[Items from an interface collection]
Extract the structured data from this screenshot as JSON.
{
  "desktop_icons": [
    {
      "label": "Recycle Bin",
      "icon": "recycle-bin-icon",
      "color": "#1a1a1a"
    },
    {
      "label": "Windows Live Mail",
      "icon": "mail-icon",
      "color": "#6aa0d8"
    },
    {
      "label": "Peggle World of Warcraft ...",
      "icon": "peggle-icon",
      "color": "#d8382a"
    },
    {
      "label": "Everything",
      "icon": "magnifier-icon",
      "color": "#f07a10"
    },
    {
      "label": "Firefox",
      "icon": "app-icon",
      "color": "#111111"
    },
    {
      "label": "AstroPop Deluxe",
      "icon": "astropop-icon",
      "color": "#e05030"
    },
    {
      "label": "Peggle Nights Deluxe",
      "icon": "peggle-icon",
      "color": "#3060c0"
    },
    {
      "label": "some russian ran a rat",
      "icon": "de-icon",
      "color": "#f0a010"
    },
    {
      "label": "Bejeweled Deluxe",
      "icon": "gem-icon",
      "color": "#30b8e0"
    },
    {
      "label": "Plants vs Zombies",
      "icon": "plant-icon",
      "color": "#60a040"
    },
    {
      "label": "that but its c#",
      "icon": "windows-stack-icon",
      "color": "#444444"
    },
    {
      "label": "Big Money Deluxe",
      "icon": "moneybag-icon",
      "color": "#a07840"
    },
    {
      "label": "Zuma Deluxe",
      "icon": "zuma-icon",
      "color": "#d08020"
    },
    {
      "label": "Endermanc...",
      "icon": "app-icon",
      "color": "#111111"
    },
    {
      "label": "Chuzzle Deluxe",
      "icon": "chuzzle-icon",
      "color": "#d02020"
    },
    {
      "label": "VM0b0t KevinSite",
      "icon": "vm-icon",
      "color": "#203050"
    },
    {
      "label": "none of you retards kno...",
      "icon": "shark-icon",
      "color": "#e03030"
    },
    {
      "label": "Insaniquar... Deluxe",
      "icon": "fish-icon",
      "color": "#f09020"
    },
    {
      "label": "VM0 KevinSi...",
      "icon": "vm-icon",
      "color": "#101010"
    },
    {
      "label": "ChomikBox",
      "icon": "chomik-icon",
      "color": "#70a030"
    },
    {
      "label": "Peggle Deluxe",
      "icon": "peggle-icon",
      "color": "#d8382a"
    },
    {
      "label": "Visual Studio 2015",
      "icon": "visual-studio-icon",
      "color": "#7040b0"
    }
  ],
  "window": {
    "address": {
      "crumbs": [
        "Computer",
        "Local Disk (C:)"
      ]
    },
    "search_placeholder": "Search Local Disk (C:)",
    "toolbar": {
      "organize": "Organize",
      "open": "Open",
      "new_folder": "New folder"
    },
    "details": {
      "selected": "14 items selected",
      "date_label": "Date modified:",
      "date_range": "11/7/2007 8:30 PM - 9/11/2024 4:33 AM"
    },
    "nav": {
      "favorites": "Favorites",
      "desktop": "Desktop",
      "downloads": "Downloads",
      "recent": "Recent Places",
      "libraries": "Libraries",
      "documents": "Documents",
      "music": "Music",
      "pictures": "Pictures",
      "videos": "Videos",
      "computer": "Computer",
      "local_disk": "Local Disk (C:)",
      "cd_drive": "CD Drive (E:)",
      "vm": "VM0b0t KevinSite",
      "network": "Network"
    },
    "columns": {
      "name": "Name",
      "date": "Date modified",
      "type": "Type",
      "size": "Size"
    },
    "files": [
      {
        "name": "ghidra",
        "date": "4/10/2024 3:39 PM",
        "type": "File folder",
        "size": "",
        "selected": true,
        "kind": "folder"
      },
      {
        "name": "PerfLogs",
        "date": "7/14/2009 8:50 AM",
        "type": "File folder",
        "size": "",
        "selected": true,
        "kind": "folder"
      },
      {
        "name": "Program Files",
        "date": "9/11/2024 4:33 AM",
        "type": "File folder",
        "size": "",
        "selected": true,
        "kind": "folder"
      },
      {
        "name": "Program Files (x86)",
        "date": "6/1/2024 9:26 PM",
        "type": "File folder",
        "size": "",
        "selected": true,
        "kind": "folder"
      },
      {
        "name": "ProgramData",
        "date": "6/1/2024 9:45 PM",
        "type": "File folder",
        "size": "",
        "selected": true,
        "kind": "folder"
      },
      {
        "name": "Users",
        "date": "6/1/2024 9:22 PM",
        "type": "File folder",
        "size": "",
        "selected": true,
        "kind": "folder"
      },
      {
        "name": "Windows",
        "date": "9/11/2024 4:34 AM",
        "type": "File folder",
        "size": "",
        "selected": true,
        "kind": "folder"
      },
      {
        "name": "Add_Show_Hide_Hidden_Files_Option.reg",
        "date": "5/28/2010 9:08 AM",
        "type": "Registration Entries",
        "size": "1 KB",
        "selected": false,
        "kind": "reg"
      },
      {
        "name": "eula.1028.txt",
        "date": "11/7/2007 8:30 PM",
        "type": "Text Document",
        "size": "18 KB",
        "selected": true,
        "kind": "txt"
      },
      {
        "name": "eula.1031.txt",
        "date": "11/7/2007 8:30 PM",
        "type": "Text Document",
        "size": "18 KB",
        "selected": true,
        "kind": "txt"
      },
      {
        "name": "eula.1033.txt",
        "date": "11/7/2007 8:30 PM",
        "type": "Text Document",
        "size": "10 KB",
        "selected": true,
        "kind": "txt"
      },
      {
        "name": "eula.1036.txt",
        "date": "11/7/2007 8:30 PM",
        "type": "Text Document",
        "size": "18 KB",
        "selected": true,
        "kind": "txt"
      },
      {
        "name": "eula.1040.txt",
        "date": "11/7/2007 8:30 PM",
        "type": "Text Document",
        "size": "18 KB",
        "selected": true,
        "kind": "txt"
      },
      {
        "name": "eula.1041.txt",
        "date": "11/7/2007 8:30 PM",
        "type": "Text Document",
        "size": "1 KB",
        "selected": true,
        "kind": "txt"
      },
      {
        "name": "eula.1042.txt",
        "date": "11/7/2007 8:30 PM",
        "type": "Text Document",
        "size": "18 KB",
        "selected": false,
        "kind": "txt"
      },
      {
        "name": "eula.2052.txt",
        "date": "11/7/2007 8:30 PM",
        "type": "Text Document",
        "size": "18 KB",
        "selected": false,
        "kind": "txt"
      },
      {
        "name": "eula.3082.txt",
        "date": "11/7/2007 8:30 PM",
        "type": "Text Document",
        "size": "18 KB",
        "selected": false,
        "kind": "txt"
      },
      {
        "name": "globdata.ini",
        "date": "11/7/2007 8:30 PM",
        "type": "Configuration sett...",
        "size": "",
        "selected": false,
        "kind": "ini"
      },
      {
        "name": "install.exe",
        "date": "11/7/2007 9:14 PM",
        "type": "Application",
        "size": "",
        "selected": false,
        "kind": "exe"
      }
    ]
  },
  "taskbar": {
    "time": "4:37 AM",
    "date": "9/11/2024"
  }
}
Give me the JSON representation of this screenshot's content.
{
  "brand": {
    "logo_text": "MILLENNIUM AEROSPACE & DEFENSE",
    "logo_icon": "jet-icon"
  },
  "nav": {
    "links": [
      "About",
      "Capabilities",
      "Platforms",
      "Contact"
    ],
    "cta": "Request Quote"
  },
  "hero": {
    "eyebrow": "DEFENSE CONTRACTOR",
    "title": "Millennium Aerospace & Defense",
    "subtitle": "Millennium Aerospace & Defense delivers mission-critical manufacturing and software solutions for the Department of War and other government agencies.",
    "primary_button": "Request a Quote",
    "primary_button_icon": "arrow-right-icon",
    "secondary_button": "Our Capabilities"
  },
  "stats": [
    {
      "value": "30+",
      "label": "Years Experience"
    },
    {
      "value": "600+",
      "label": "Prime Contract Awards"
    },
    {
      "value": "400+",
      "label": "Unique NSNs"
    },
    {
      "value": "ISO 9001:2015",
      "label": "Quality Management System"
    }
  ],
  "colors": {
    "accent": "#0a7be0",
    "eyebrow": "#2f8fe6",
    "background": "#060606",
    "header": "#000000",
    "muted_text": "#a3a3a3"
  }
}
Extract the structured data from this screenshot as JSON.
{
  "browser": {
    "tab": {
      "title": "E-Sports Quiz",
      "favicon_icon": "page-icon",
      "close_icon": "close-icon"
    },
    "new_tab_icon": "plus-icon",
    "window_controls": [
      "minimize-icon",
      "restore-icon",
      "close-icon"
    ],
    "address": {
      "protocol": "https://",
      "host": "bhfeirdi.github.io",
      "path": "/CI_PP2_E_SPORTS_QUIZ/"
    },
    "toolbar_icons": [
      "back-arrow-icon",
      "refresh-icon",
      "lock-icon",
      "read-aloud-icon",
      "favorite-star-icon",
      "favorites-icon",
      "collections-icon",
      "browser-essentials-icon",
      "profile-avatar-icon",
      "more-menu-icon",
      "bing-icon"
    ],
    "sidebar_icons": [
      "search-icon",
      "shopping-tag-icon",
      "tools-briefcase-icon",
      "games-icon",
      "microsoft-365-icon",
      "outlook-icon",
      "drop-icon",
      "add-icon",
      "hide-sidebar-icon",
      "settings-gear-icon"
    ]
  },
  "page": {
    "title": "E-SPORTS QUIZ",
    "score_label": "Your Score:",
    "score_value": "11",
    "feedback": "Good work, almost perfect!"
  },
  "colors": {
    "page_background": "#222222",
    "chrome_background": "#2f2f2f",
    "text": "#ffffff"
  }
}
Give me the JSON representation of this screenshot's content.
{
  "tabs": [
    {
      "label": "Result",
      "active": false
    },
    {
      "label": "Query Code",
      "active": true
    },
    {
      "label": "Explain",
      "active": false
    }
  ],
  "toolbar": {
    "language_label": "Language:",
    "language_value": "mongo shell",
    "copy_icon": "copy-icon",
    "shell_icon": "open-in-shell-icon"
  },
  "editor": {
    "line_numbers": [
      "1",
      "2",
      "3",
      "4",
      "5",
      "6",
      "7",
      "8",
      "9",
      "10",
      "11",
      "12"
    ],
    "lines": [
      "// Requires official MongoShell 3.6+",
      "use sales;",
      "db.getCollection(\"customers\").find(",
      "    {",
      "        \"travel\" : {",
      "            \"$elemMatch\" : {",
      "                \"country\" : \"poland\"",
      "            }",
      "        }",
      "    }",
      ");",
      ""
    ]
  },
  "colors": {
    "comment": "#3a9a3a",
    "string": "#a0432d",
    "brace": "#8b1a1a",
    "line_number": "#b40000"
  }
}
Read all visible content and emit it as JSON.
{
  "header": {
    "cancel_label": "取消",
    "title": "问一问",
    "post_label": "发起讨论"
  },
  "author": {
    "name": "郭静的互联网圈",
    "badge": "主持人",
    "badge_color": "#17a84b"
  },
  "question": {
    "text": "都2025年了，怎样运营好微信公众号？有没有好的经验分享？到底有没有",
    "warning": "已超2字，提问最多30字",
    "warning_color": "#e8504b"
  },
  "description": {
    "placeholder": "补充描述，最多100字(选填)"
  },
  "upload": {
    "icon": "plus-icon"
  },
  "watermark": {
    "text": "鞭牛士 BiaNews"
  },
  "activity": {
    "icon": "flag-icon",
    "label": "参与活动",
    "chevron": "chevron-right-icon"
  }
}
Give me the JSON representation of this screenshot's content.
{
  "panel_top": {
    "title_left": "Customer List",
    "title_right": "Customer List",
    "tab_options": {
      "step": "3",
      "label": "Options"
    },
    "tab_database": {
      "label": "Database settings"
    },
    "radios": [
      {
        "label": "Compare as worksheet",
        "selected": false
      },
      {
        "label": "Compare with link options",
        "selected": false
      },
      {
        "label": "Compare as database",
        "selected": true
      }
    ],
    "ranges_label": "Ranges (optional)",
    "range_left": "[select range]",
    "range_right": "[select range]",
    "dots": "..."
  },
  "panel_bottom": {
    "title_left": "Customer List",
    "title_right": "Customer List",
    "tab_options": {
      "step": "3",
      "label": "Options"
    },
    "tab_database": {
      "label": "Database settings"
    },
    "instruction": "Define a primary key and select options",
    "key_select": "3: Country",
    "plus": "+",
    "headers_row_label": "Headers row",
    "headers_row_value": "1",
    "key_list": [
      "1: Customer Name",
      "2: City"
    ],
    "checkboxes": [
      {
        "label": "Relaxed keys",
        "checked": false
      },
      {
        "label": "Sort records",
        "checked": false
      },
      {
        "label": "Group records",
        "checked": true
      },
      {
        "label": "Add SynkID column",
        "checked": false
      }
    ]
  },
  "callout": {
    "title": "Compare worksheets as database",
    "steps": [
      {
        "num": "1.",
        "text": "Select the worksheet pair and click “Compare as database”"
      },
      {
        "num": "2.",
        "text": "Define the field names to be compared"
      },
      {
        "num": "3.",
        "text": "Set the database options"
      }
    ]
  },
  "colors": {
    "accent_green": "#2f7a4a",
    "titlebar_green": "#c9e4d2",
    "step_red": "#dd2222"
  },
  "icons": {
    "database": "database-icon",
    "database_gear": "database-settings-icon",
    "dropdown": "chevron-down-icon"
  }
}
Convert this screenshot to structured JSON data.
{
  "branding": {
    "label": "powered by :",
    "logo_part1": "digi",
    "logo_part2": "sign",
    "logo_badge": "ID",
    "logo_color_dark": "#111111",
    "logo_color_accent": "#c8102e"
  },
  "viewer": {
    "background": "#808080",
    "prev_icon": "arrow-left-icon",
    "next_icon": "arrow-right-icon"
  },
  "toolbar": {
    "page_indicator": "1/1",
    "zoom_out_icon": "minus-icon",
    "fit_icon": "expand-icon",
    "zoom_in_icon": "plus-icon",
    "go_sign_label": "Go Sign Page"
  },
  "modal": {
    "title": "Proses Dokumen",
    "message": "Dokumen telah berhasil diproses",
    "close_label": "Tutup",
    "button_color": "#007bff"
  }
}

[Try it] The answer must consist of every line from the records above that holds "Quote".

[Exercise result]
    "cta": "Request Quote"
    "primary_button": "Request a Quote",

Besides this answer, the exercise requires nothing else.